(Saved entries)
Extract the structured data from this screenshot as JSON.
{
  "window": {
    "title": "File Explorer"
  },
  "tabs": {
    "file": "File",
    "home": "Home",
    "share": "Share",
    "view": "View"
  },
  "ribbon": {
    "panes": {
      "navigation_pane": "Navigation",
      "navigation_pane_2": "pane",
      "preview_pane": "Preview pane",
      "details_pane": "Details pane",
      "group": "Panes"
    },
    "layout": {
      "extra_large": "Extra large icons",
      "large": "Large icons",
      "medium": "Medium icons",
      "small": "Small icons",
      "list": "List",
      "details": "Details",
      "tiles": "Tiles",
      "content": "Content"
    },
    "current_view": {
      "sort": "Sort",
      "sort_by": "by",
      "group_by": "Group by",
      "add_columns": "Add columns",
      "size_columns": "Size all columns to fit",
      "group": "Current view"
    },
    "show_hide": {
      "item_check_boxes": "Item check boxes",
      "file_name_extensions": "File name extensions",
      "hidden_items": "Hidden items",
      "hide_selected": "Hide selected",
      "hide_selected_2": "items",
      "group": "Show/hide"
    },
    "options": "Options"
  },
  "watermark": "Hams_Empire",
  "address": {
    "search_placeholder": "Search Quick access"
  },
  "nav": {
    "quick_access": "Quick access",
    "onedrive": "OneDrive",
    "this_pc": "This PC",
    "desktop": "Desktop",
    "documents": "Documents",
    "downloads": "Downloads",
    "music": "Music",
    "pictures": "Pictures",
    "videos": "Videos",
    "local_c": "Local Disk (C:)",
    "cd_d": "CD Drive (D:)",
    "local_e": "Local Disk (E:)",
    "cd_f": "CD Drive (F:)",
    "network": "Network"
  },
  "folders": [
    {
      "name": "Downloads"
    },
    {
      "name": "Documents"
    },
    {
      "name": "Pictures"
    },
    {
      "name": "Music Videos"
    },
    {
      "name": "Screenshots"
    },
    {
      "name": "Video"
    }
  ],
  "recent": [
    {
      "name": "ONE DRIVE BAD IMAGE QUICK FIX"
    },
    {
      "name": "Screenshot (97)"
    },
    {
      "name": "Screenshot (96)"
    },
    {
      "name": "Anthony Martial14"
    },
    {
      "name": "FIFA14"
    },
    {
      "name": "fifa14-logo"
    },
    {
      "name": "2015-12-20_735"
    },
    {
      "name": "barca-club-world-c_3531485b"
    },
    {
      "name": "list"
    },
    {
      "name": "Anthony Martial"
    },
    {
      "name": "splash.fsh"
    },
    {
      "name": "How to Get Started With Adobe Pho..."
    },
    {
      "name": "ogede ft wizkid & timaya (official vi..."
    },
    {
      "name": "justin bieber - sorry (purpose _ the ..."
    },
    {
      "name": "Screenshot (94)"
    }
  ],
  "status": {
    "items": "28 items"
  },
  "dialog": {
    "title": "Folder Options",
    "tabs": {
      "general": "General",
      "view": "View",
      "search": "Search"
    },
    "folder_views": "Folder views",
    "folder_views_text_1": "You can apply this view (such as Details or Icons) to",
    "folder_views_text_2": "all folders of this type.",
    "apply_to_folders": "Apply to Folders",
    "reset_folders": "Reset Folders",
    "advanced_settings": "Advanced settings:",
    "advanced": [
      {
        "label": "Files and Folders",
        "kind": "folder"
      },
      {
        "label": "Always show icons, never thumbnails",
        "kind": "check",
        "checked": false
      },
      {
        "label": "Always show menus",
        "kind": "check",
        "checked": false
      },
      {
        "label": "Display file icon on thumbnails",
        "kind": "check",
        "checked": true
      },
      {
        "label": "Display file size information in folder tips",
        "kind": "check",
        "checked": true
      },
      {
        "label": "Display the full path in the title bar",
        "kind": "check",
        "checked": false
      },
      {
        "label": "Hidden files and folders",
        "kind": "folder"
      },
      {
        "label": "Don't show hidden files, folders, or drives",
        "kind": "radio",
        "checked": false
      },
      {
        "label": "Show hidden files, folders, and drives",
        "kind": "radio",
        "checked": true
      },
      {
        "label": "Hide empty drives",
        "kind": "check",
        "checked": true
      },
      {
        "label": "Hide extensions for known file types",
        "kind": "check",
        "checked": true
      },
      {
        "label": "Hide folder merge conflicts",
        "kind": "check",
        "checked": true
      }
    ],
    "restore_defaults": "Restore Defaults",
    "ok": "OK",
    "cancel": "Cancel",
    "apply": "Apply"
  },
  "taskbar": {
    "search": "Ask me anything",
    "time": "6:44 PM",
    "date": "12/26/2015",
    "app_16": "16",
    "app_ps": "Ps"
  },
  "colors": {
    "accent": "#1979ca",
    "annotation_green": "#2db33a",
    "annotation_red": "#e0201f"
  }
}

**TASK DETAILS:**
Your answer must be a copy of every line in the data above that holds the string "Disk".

**FINISHED EXERCISE:**
    "local_c": "Local Disk (C:)",
    "local_e": "Local Disk (E:)",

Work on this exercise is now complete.